During a recent interview with REVOLT, Joey spoke about wanting to portray the fallen rap legend on the big screen, saying it would be an honor to help tell his life story.
“A Hip Hop icon that I would love to play in a biopic would have to be Big L,” he said. “I’ve heard many people in my career tell me how I favor him look-wise. Personally, he’s one of my favorite rappers to come out of the golden age — his story isn’t known well enough, so I would love to bring his story to light and worldwide.”
TMZ later reached out to Brian Shafton — a partner at RBC Records, which owns several of Big L’s masters — who said he thinks Joey would be an excellent fit for the role. He also believes a biopic would be great way to introduce Big L’s legacy to a new generation.
However, the project may run into roadblocks when it comes to licensing L’s songs due to all the samples used in his music.
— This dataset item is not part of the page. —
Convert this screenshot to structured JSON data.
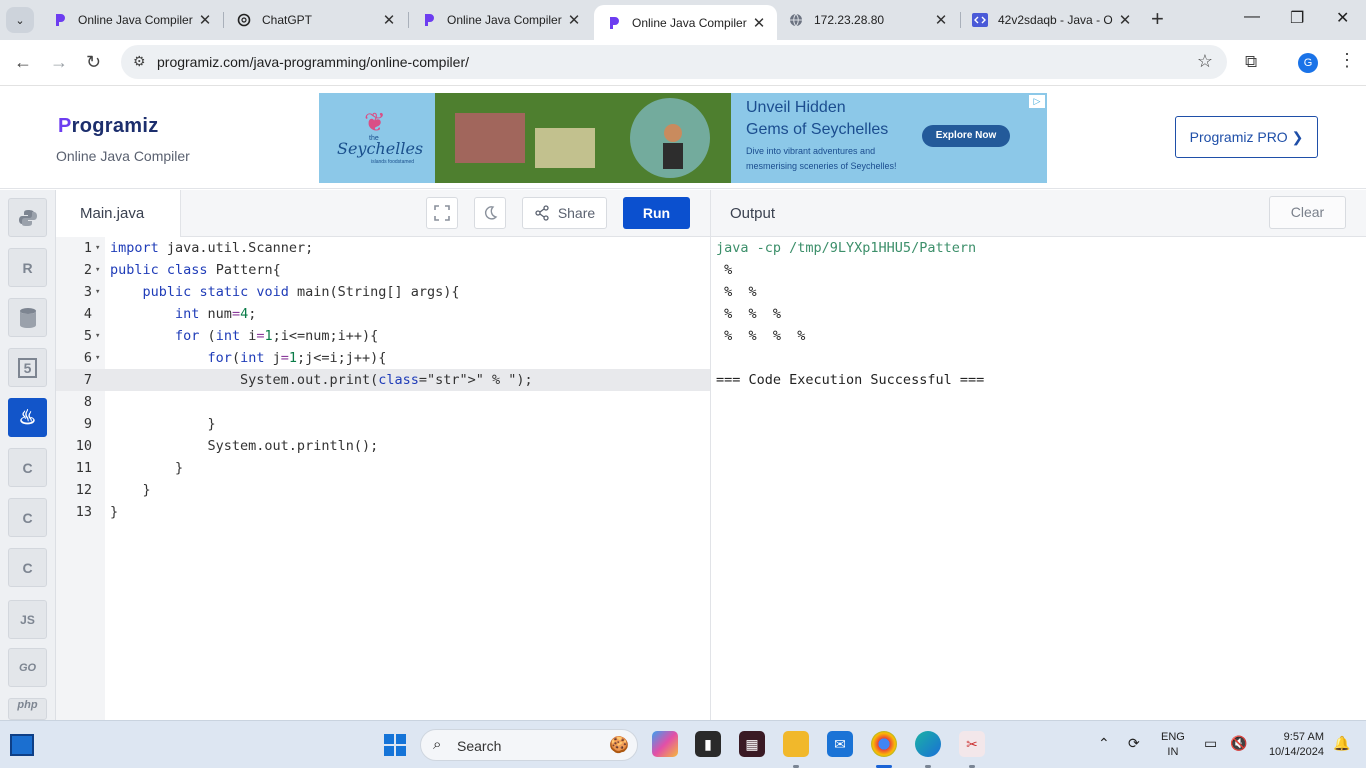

According to Shafton, securing the rights to his entire catalog would be “near impossible.”
Big L (real name Lamont Coleman) was shot and killed on February 15, 1999, in his hometown of Harlem, New York. The 24-year-old MC made a name for himself alongside Cam’ron, Ma$e and others as part of the group Children of the Corn, as well as with the Diggin’ in the Crates Crew alongside Fat Joe, Lord Finesse, Diamond D and more.
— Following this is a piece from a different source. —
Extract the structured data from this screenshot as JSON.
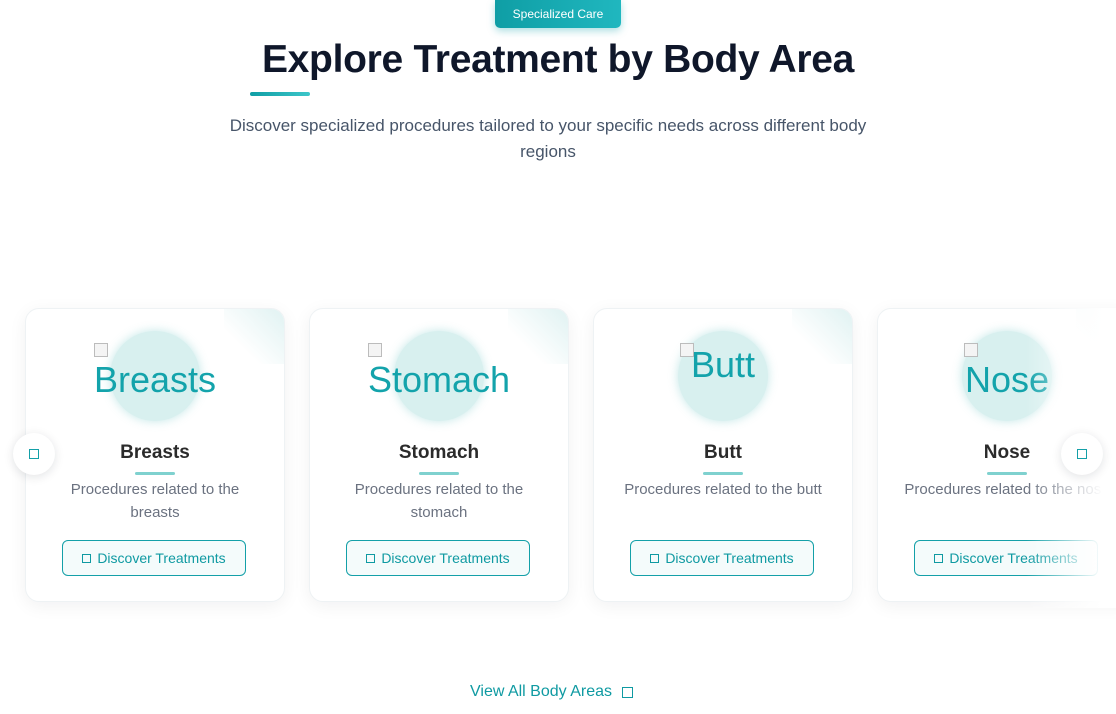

He dropped only one studio album in his lifetime with Lifestylez ov da Poor & Dangerous in 1995 — home to hits like “Put It On” and “M.V.P.” — and was close to signing with JAY-Z’s Roc-A-Fella Records before he was murdered.
Joey Bada$$, meanwhile, is proving to be a force in the TV and film space. The Brooklyn native took home an Oscar in 2020 after his short film Two Distant Strangers won the award for Best Short Live Action. He currently stars as Unique in 50 Cent’s Power Book III: Raising Kanan series.
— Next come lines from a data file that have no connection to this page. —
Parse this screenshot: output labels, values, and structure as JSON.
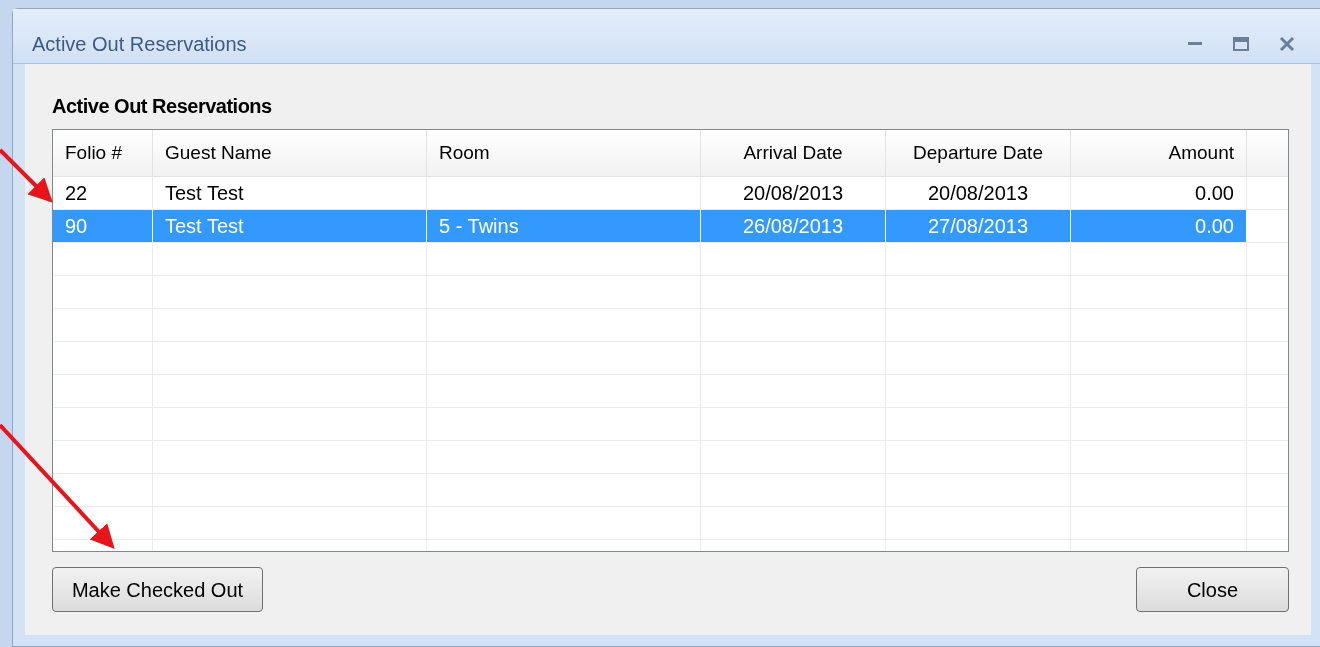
{
  "window": {
    "title": "Active Out Reservations"
  },
  "heading": "Active Out Reservations",
  "table": {
    "columns": [
      "Folio #",
      "Guest Name",
      "Room",
      "Arrival Date",
      "Departure Date",
      "Amount"
    ],
    "rows": [
      {
        "cells": [
          "22",
          "Test Test",
          "",
          "20/08/2013",
          "20/08/2013",
          "0.00"
        ],
        "selected": false
      },
      {
        "cells": [
          "90",
          "Test Test",
          "5 - Twins",
          "26/08/2013",
          "27/08/2013",
          "0.00"
        ],
        "selected": true
      }
    ]
  },
  "buttons": [
    "Make Checked Out",
    "Close"
  ]
}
During a recent interview with HipHopDX, the Pro Era MC spoke about starring in Power and how his neighborhood and upbringing helped prepare him for his breakout role.
“I’ve always been around that stuff, but I never took that path because it was right there,” he explained. “I wanted to challenge myself to do other things, and then I had good older cousins and family that pushed me to not do that because they were doing it. It would’ve been easy for me to do it, but they wanted to see better for their little cousin and nephew.”
He continued: “So it was easy to just kind of pull from those experiences that I’ve had or those observations that I made as a kid. Acting, in general, comes pretty instinctively to me, and I find it very similar to music, just in a way where you kind of go somewhere else. Like on that stage, I gotta go into superstar mode. I’m still here but it’s like a superstar hangover, but when I’m home, it’s a different vibe where I’m chill.”